I get your concern, I had the same. I drove my BMW 1M Coupe with N54 to the Porsche dealer to test drive a Cayman T and I was also worried about that. Another worry for me was whether the Cayman T with it's sports suspension would clear my driveway. Luckily the manual Cayman T they had was a demo model and I asked if I could take it home to see it cleared the driveway. My house was a good 20 minute drive from the dealership and not only did it clear the driveway, but I fell in love. Yes the 1M and M2 deliver almost full torque by 1800 RPM and pulls hard until about 5500 RPM and it is quite thrilling. I owned my first 1M since august 2011 and while the thrust was fun, it also could be a little fatiguing. With traction control on, you get blinking lights and bogdown if you mash the throttle. If you took traction control off, you had lots of wheel spin which I guess is fun for a bit but wears off. There is no more lag in the Cayman T than there is in the 1M or M2. It is almost identical. Others here have adeptly identified the difference between what the ignorant media is calling lag vs turbo boost threshold. Lag is when you push the throttle down and how quickly boost builds up. In an NA car car in the powerband the throttle pedal feels mechanically linked. In other words you mash the throttle and instantly feel the push. In turbo cars, even the best ones it feels as if there is a small balloon between the pedal and throttle actuator. You push the pedal and the balloon squishes and pushes the throttle actuator and then you get thrust even. That squishing balloon feeling is turbo lag and the 1M and M2 have a little of it as well. You don't really notice it until you jump into an NA Miata or in my case my old 330i ZHP.Hi,
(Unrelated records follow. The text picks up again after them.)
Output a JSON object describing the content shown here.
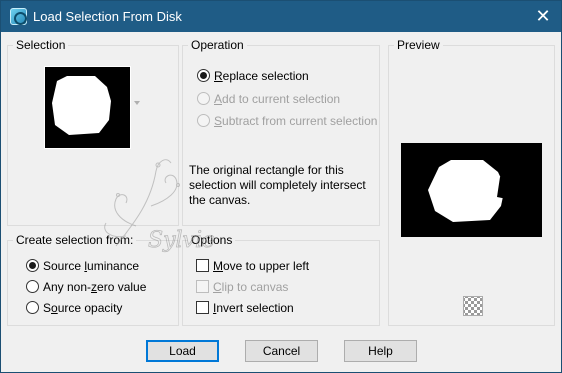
{
  "window": {
    "title": "Load Selection From Disk"
  },
  "selection_group": {
    "label": "Selection"
  },
  "operation_group": {
    "label": "Operation",
    "options": [
      {
        "pre": "",
        "key": "R",
        "post": "eplace selection",
        "checked": true,
        "enabled": true
      },
      {
        "pre": "",
        "key": "A",
        "post": "dd to current selection",
        "checked": false,
        "enabled": false
      },
      {
        "pre": "",
        "key": "S",
        "post": "ubtract from current selection",
        "checked": false,
        "enabled": false
      }
    ],
    "description": "The original rectangle for this selection will completely intersect the canvas."
  },
  "preview_group": {
    "label": "Preview"
  },
  "create_group": {
    "label": "Create selection from:",
    "options": [
      {
        "pre": "Source ",
        "key": "l",
        "post": "uminance",
        "checked": true
      },
      {
        "pre": "Any non-",
        "key": "z",
        "post": "ero value",
        "checked": false
      },
      {
        "pre": "S",
        "key": "o",
        "post": "urce opacity",
        "checked": false
      }
    ]
  },
  "options_group": {
    "label": "Options",
    "options": [
      {
        "pre": "",
        "key": "M",
        "post": "ove to upper left",
        "checked": false,
        "enabled": true
      },
      {
        "pre": "",
        "key": "C",
        "post": "lip to canvas",
        "checked": false,
        "enabled": false
      },
      {
        "pre": "",
        "key": "I",
        "post": "nvert selection",
        "checked": false,
        "enabled": true
      }
    ]
  },
  "buttons": {
    "load": "Load",
    "cancel": "Cancel",
    "help": "Help"
  },
  "watermark_text": "Sylvie"
}
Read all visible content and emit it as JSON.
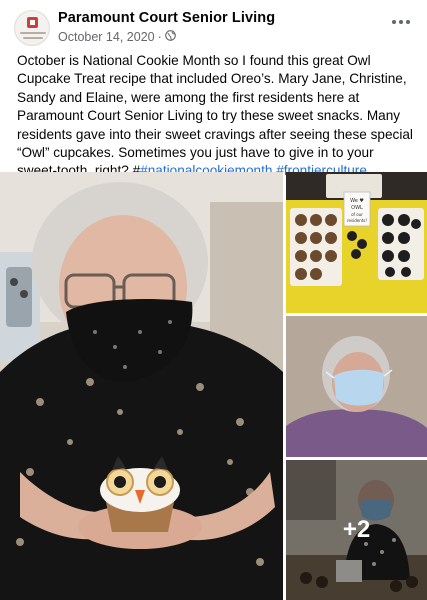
{
  "post": {
    "page_name": "Paramount Court Senior Living",
    "date": "October 14, 2020",
    "separator": "·",
    "privacy_icon": "globe-icon",
    "more_icon": "more-options-icon",
    "body_text": "October is National Cookie Month so I found this great Owl Cupcake Treat recipe that included Oreo’s.  Mary Jane, Christine, Sandy and Elaine, were among the first residents here at Paramount Court Senior Living to try these sweet snacks.  Many residents gave into their sweet cravings after seeing these special “Owl” cupcakes.  Sometimes you just have to give in to your sweet-tooth, right? #",
    "hashtags": [
      "#nationalcookiemonth",
      "#frontierculture"
    ]
  },
  "photos": {
    "main_alt": "Resident wearing a patterned face mask holding an owl cupcake",
    "top_right_alt": "Trays of owl cupcakes on a yellow table",
    "top_right_sign": "We ♥ OWL of our residents!",
    "middle_right_alt": "Resident wearing a blue surgical mask",
    "bottom_right_alt": "Resident wearing a mask beside a table of cupcakes",
    "more_count": "+2"
  },
  "colors": {
    "link": "#216fdb",
    "secondary_text": "#65676b",
    "logo_red": "#c9413a"
  }
}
wife and I have a 6MT Cayman T on order and after spending too much time reading about complaints of turbo lag, how is it in reality from fellow 2.0 6MT owners?
We currently own a 6MT ND2 and a 6MT M2C and I was thinking of selling the M2C since my wife despises the manual feel and its nice to own a cheap car (Miata). Opinions?
What the Cayman T has is a higher boost threshold. In other words the engine is tuned to for a higher RPM boost threshold. The downside is it feels like a 2L motor under about 2500 RPM. When you first start out, you have to give it more gas and do a slightly slower clutch release so you don't bog it down. With a manual, you might forget about it sometimes and not give it enough gas or sidestep the clutch and the car can bog down but after about 1000 miles, I have it down now. This is what everyone talks about and call lag. But for me, this is a minor 1 point deduction on the T but I give the motor +2 points in that 1 you can use all of the power in the motor. It delivers power closer to an NA motor in that torque builds as you go up, not the instant sledgehammer N54/N55 full torque that you have to manage. I LOVE how it torque builds and you can firewall the throttle and not end up sideways. Secondly, this thing revs to over 7000 RPM and again this broad torque curve is rewarding and I enjoy it more. So yes, I did notice that launching the Cayman takes a little more thought and it is not a dragster or drift car but I can tell you as a guy that has never owned a Porsche, does not own a single Porsche shirt, owns two ZHPs and two BMW 1Ms that the driving dynamics, the car as a machine, is freakin' amazing. If being able to light up the rear wheels is a higher priority for you, then none of the Caymans will do it for but if you are ready to go from a P47 Thunderbolt with that massive 18 cylinder radial to the P51 Mustang's puny 12 cylinder in comparison, you will be rewarded with an amazing combination of handling. I bring these two planes up because I just watched a documentary on the P51 and some of the P47 guys that loved the beastly 18 cylinder radial and rugged P47 where a little skeptical about the smaller, lighter, less powerful Mustang..until they got in a dogfight...then they got it.
The Cayman is a different car and I actually enjoy managing the boost threshold. Combined with the manual gearbox, it feels very symbiotic and I feel like part of the machine because it takes my shifting and boost management skill to make the machine go fast. That is why I want a manual in the first place. So yes, the automatic does a better job at managing it for you but it takes away some of the engagement for me. I have also found that since I control the clutch release, I can keep the revs up and release at a rate that keeps everything happy. The car is so good that I don't miss the instant torque that much because I enjoy having torque come up gradually, the ability to mash the throttle and build up to 7000 rpm a whole lot more.
There were times driving turbo BMWs that it almost felt like driving a front wheel drive car...you had to have throttle discipline....with traction control on, not too much or it would kick in and bog you down. Traction control off was dangerous on the street and you had to be disciplined. The Cayman has done an amazing job at making turbo that is closer to an NA car with a broader powerband and more useable power. I hope that helps, but really only you can decide and you really should just do a long test drive. Best wishes.